Kohn-Sham density functional theory in principle predicts the exact ground-state energy and electron density of a many-electron system via the solution of self-consistent one-electron Schrödinger equations. Only the exchange-correlation energy as a functional of the density needs to be approximated. For materials discovery, the approximations need to be computationally efficient, predictive, and usefully accurate. The SCAN (strongly constrained and appropriately normed) meta-generalized gradient approximation was constructed [1] to satisfy all 17 known exact constraints that a semi-local functional can satisfy (compared to 11 for the PBE GGA). SCAN is further fitted to appropriate norms, non-bonded systems for which a semi-local functional can be accurate for exchange and correlation separately. SCAN recognizes and provides different GGA-like descriptions for covalent single bonds, metallic bonds, and van der Waals (vdW) bonds. Here I will review the functional itself, along with its long-range vdW extension SCAN+rVV10 [2]. I will also review applications to properties of diversely-bonded systems [3], including ferroelectricity [4], density and structure of liquid water [5], crystal structure stability [6], surface properties of transition metals [7], and critical pressures for structural phase transitions of semiconductors [8]. The accuracy of SCAN is often comparable to or better than that of a hybrid functional, at lower computational cost and without any fitting to bonded systems. *Supported by NSF DMR-1607868 and DOE SC0012575. [1] J. Sun, A. Ruzsinszky, and J.P. Perdew, Phys. Rev. Lett. 115, 036402 (2015). [2] H. Peng, Z. Yang, J. Sun, and J.P. Perdew, Phys. Rev. X 6, 041005 (2016). [3] J. Sun et al., Nat. Chem. 8, 831 (2016). [4] A. Paul et al., Phys. Rev. B 95, 054111 (2017). [5] M. Chen et al., submitted. [6] Y. Zhang et al., submitted. [7] A. Patra et al., in preparation. [8] C. Shahi et al., in preparation.

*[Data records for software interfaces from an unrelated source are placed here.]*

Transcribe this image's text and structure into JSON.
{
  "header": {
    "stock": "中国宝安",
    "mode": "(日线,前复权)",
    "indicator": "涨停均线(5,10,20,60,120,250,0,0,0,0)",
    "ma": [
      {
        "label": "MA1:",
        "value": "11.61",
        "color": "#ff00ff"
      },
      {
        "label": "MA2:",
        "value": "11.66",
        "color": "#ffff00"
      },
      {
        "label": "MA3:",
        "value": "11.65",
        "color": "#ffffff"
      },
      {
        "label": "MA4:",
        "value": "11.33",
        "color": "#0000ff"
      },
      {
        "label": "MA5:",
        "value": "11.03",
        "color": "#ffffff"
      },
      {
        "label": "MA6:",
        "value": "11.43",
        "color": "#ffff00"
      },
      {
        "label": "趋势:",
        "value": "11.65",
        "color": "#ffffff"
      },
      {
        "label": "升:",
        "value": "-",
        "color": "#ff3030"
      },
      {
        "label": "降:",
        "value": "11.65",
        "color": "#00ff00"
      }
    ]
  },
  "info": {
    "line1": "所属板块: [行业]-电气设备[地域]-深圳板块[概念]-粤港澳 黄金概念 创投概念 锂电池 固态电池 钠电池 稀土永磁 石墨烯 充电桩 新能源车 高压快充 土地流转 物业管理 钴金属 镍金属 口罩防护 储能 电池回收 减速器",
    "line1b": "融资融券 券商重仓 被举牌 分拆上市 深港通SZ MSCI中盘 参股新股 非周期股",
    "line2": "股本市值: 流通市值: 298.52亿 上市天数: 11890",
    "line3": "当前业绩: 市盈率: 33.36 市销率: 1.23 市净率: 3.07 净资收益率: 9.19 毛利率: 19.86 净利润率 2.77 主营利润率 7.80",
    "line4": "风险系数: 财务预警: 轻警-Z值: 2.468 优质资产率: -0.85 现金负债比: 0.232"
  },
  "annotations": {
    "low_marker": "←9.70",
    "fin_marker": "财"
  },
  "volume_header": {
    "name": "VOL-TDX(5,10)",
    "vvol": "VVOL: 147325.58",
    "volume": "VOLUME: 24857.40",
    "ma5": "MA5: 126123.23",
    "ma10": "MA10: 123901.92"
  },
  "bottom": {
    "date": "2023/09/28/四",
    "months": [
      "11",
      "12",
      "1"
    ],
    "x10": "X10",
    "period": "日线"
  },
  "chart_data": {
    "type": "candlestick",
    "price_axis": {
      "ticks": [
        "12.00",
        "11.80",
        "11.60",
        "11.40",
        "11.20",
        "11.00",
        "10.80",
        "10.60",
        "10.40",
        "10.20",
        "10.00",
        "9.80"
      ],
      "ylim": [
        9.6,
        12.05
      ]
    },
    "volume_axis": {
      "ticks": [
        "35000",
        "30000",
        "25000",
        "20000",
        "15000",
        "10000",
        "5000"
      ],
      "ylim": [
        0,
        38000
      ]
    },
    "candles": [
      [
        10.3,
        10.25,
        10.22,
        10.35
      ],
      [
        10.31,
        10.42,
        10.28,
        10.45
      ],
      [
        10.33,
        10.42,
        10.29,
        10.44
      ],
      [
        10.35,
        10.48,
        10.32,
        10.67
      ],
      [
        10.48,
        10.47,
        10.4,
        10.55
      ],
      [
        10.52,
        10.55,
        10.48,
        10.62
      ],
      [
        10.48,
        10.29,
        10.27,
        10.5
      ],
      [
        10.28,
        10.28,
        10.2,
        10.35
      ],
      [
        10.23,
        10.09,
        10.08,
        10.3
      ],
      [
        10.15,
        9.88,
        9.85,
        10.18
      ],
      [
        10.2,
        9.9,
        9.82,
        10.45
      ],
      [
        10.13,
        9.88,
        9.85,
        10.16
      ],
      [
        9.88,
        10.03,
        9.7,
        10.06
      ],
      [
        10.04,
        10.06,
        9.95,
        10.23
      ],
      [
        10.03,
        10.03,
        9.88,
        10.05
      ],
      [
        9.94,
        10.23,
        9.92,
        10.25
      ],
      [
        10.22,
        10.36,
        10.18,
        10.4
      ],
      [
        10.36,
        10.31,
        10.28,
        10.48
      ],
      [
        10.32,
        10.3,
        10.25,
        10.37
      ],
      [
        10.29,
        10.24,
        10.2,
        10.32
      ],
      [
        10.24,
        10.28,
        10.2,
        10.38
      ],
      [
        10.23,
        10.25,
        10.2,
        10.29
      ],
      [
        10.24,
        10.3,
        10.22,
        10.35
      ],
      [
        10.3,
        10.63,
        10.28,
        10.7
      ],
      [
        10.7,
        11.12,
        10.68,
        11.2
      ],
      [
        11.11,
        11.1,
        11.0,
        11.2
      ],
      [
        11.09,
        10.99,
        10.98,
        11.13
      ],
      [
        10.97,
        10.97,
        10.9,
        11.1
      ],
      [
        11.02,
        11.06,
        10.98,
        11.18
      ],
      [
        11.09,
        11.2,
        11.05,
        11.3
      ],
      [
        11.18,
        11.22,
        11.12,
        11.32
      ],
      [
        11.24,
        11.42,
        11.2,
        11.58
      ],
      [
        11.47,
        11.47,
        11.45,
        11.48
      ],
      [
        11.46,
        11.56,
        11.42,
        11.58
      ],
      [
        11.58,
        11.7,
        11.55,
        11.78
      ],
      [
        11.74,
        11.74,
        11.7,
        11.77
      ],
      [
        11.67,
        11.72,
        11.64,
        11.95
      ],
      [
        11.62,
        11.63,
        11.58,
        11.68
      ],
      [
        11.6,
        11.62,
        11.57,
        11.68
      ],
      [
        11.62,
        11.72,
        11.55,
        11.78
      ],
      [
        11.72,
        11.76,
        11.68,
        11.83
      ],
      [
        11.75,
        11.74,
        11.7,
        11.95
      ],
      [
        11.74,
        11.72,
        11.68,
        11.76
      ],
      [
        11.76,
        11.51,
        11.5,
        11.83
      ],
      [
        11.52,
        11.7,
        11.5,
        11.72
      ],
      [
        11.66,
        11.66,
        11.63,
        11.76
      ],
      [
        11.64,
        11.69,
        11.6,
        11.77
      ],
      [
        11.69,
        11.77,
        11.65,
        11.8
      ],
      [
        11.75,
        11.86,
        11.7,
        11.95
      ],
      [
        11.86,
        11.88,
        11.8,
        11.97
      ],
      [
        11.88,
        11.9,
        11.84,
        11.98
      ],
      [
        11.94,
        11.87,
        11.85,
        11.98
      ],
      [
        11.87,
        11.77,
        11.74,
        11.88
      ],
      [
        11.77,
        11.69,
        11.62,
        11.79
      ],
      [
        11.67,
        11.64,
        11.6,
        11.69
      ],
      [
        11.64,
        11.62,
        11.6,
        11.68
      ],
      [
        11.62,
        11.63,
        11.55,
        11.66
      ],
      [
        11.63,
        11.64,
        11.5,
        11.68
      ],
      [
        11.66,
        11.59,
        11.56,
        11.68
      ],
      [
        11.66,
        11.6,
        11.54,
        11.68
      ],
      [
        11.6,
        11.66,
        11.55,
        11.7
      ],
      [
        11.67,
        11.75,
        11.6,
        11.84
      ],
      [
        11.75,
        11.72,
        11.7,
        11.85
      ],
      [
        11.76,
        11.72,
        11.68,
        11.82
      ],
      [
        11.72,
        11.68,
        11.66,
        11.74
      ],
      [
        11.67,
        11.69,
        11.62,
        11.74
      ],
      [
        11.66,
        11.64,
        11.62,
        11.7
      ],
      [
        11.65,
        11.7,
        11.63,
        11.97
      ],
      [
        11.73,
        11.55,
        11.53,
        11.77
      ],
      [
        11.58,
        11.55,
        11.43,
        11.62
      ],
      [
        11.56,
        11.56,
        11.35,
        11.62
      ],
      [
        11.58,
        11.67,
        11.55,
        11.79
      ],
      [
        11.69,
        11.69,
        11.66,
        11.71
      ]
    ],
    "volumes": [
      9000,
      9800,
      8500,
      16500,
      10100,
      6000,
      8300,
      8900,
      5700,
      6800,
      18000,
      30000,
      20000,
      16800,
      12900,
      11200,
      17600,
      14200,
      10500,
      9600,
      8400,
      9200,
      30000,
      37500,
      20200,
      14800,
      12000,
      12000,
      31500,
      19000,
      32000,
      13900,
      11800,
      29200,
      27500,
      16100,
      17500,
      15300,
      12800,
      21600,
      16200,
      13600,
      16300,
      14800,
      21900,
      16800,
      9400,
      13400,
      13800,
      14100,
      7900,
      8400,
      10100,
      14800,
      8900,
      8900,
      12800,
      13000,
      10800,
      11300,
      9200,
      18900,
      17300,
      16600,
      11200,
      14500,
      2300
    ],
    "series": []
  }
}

13 Sep 2017
Gore 104
John Perdew, Laura H. Carnell Professor of Physics and Chemistry, Temple University